(Dataset extract)
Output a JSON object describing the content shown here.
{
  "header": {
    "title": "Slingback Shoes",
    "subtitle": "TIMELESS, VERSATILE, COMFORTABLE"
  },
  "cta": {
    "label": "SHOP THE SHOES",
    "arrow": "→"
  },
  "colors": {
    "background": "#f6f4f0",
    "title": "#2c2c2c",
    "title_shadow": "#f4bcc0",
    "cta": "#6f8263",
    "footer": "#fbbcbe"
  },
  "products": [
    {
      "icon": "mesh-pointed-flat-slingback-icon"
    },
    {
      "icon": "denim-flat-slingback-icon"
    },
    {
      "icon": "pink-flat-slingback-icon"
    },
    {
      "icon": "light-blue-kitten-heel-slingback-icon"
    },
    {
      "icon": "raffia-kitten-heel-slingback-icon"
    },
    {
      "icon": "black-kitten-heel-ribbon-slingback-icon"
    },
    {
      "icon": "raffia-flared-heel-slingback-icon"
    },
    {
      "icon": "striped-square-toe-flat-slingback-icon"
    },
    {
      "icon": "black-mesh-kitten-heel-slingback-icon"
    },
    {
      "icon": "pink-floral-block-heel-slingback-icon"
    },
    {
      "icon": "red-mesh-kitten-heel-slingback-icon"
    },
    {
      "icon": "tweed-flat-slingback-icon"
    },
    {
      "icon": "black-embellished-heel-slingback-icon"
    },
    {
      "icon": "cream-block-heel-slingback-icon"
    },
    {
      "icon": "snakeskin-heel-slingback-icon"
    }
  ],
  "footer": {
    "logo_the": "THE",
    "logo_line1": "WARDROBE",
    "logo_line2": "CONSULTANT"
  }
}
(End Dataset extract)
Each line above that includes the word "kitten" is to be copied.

      "icon": "light-blue-kitten-heel-slingback-icon"
      "icon": "raffia-kitten-heel-slingback-icon"
      "icon": "black-kitten-heel-ribbon-slingback-icon"
      "icon": "black-mesh-kitten-heel-slingback-icon"
      "icon": "red-mesh-kitten-heel-slingback-icon"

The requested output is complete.